▶ **Problem to work on**
From the data below, give the number of lines holding the word "value", with nothing else added.

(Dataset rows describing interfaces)
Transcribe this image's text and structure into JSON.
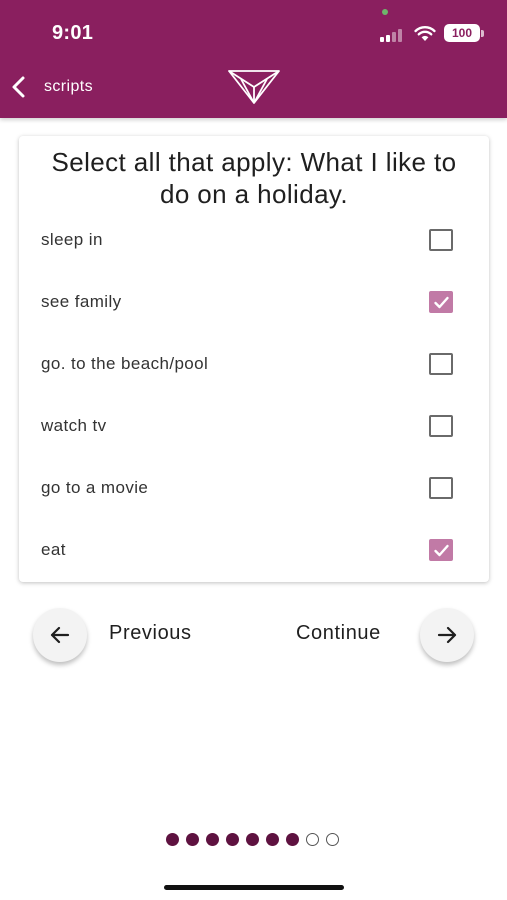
{
  "status_bar": {
    "time": "9:01",
    "battery": "100"
  },
  "nav": {
    "back_label": "scripts"
  },
  "question": "Select all that apply: What I like to do on a holiday.",
  "options": [
    {
      "label": "sleep in",
      "checked": false
    },
    {
      "label": "see family",
      "checked": true
    },
    {
      "label": "go. to the beach/pool",
      "checked": false
    },
    {
      "label": "watch tv",
      "checked": false
    },
    {
      "label": "go to a movie",
      "checked": false
    },
    {
      "label": "eat",
      "checked": true
    }
  ],
  "navigation": {
    "previous_label": "Previous",
    "continue_label": "Continue"
  },
  "progress": {
    "completed": 7,
    "total": 9
  },
  "colors": {
    "brand": "#8a1f5f",
    "checkbox_checked": "#c17aa6",
    "dot_filled": "#5e1240"
  }
}
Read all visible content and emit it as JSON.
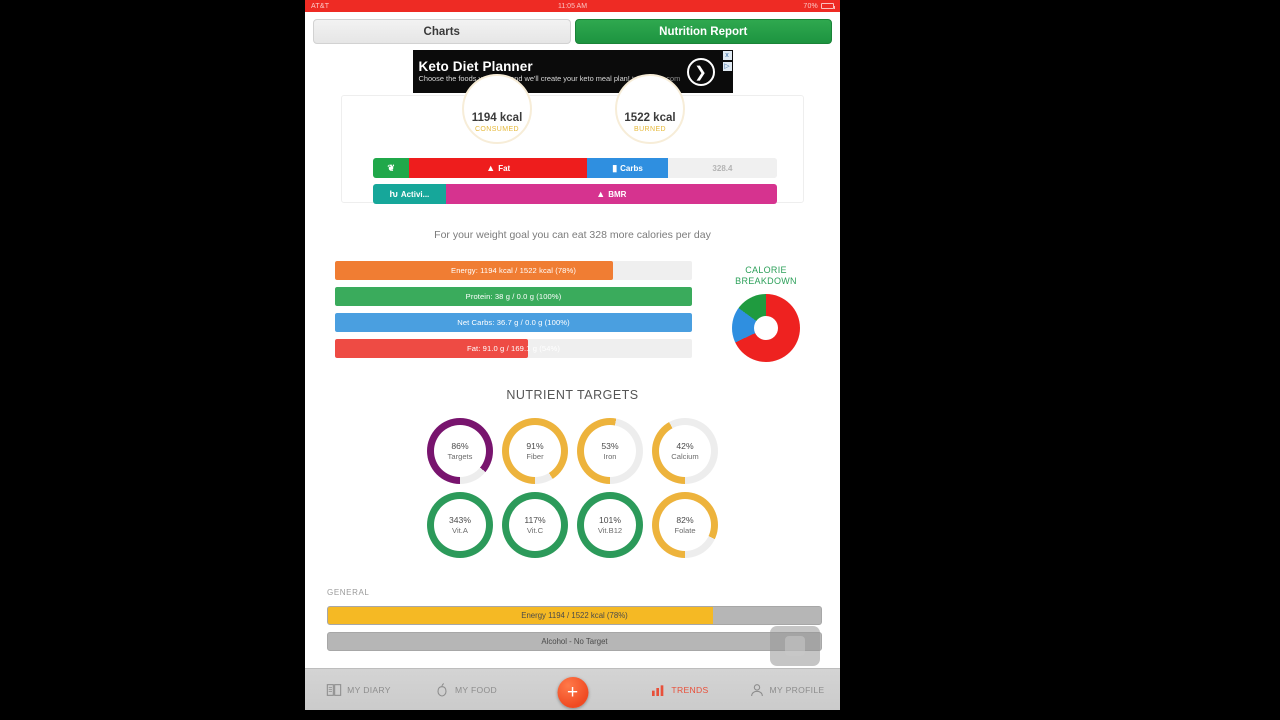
{
  "status_bar": {
    "carrier": "AT&T",
    "time": "11:05 AM",
    "battery": "70%"
  },
  "segmented_tabs": {
    "charts_label": "Charts",
    "nutrition_report_label": "Nutrition Report",
    "active": "Nutrition Report"
  },
  "ad": {
    "title": "Keto Diet Planner",
    "body": "Choose the foods you love, and we'll create your keto meal plan!",
    "url": "try.dietwiz.com",
    "arrow_icon": "chevron-right-icon",
    "close_icon": "x",
    "info_icon": "▷"
  },
  "summary": {
    "consumed": {
      "value": "1194 kcal",
      "label": "CONSUMED"
    },
    "burned": {
      "value": "1522 kcal",
      "label": "BURNED"
    },
    "intake_bar": [
      {
        "name": "Protein",
        "label": "",
        "icon": "leaf-icon",
        "pct": 9,
        "color": "#20a84a"
      },
      {
        "name": "Fat",
        "label": "Fat",
        "icon": "flame-icon",
        "pct": 44,
        "color": "#ee1d1d"
      },
      {
        "name": "Carbs",
        "label": "Carbs",
        "icon": "droplet-icon",
        "pct": 20,
        "color": "#2f8fe0"
      },
      {
        "name": "Remaining",
        "label": "328.4",
        "icon": "",
        "pct": 27,
        "color": "#f0f0f0"
      }
    ],
    "burn_bar": [
      {
        "name": "Activity",
        "label": "Activi...",
        "icon": "person-icon",
        "pct": 18,
        "color": "#16a79a"
      },
      {
        "name": "BMR",
        "label": "BMR",
        "icon": "flame-icon",
        "pct": 82,
        "color": "#d6338f"
      }
    ]
  },
  "goal_note": "For your weight goal you can eat 328 more calories per day",
  "macros": [
    {
      "label": "Energy: 1194 kcal / 1522 kcal (78%)",
      "pct": 78,
      "color": "#f07d33",
      "name": "energy"
    },
    {
      "label": "Protein: 38 g / 0.0 g (100%)",
      "pct": 100,
      "color": "#3aab5c",
      "name": "protein"
    },
    {
      "label": "Net Carbs: 36.7 g / 0.0 g (100%)",
      "pct": 100,
      "color": "#4a9fe0",
      "name": "net-carbs"
    },
    {
      "label": "Fat: 91.0 g / 169.1 g (54%)",
      "pct": 54,
      "color": "#ee4b44",
      "name": "fat"
    }
  ],
  "calorie_breakdown": {
    "title_line1": "CALORIE",
    "title_line2": "BREAKDOWN",
    "slices": [
      {
        "name": "Fat",
        "pct": 68,
        "color": "#ee2220"
      },
      {
        "name": "Carbs",
        "pct": 17,
        "color": "#2f8fe0"
      },
      {
        "name": "Protein",
        "pct": 15,
        "color": "#1f9b3f"
      }
    ]
  },
  "nutrient_targets": {
    "title": "NUTRIENT TARGETS",
    "items": [
      {
        "pct": "86%",
        "name": "Targets",
        "value": 86,
        "color": "#78146e",
        "track": "#ededed"
      },
      {
        "pct": "91%",
        "name": "Fiber",
        "value": 91,
        "color": "#edb33c",
        "track": "#ededed"
      },
      {
        "pct": "53%",
        "name": "Iron",
        "value": 53,
        "color": "#edb33c",
        "track": "#ededed"
      },
      {
        "pct": "42%",
        "name": "Calcium",
        "value": 42,
        "color": "#edb33c",
        "track": "#ededed"
      },
      {
        "pct": "343%",
        "name": "Vit.A",
        "value": 100,
        "color": "#2c9a5a",
        "track": "#2c9a5a"
      },
      {
        "pct": "117%",
        "name": "Vit.C",
        "value": 100,
        "color": "#2c9a5a",
        "track": "#2c9a5a"
      },
      {
        "pct": "101%",
        "name": "Vit.B12",
        "value": 100,
        "color": "#2c9a5a",
        "track": "#2c9a5a"
      },
      {
        "pct": "82%",
        "name": "Folate",
        "value": 82,
        "color": "#edb33c",
        "track": "#ededed"
      }
    ]
  },
  "general": {
    "header": "GENERAL",
    "rows": [
      {
        "label": "Energy 1194 / 1522 kcal (78%)",
        "pct": 78,
        "fill": "#f5b924"
      },
      {
        "label": "Alcohol - No Target",
        "pct": 0,
        "fill": "#b6b6b6"
      }
    ]
  },
  "tabbar": {
    "items": [
      {
        "label": "MY DIARY",
        "icon": "book-icon",
        "active": false
      },
      {
        "label": "MY FOOD",
        "icon": "apple-icon",
        "active": false
      },
      {
        "label": "TRENDS",
        "icon": "bar-chart-icon",
        "active": true
      },
      {
        "label": "MY PROFILE",
        "icon": "person-icon",
        "active": false
      }
    ],
    "add_button": {
      "label": "+",
      "icon": "plus-icon"
    }
  }
}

▶ **Result of this task**
10